The temptation was too great. We stayed four nights. A notice was put by the roadside for Leo and Nadine in case they passed while we were there. There was only one road and as they were only four days behind us there was a good chance that we would meet again.

David made up some fishing gear from fishing line, hook, weight and a plastic bottle as reel. Using fresh clams, which we raked from the seabed a few feet out, he had several bites but could not catch one. The bites were probably from the many small 3-4 inch fish. The larger 10-20 inch fish we could see in about four feet of water were small barracuda. Most of the Americans and Canadians that were there spent their time boat fishing for trigger fish, barracuda, and snapper. The most successful were those that went spear gun fishing with scuba gear or snorkel. We took up the offer of using a rowing dingy and some fishing tackle, but still caught nothing.

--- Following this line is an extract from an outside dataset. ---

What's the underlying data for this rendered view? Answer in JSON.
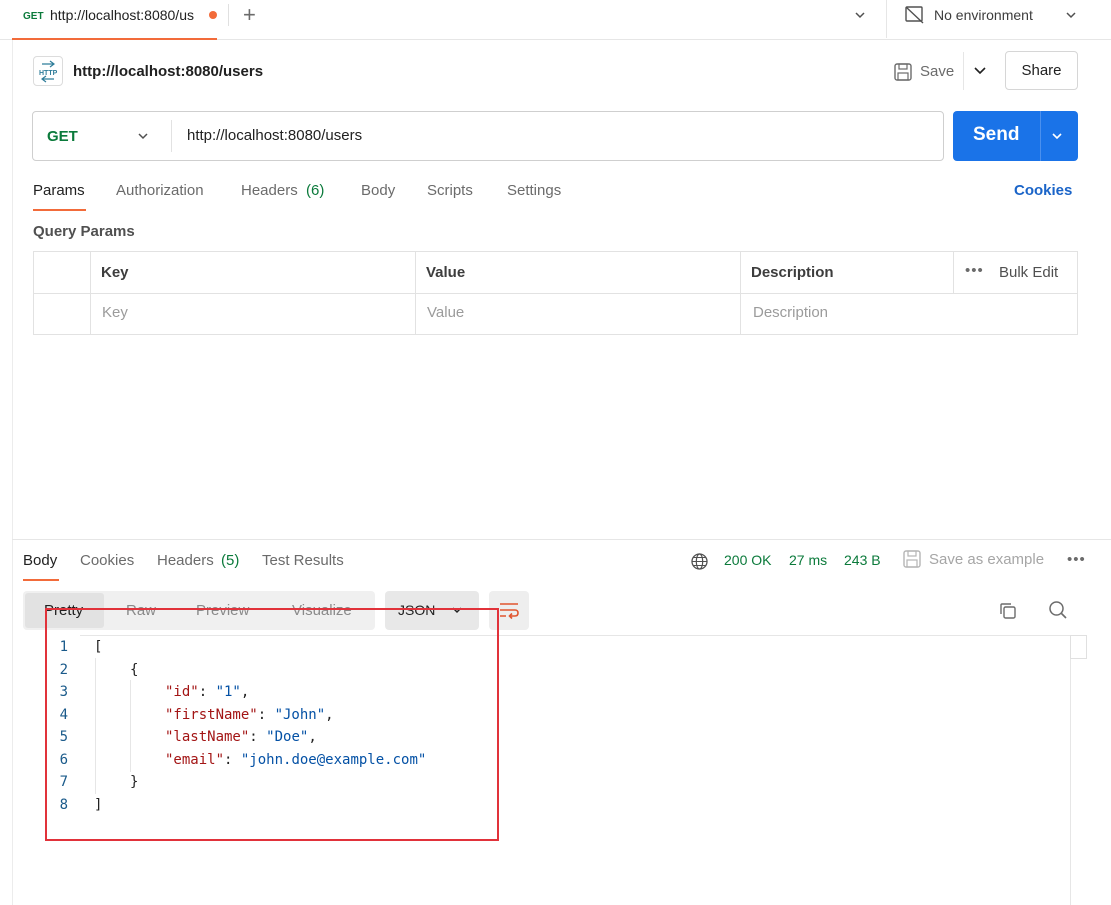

Joan's hair must have looked a mess as one American who arrived after us said he was a hairdresser and cut it free of charge. Joan thought it was too short but it looked much better afterwards. We met many friendly people and were given some delicious Trigger fish to cook for our evening meal, fresh water whenever we needed it (there was none for sale) and a bag of cookies to take with us when we left.

Another 70 mile trek across hilly desert to Loreto. Slightly cloudy skies kept it reasonably cooler and a pleasant surprise was a Mexican who passed us in his car and stopped up the road to hand us oranges and lemons.

Found a Scorpion in our bag in the hotel.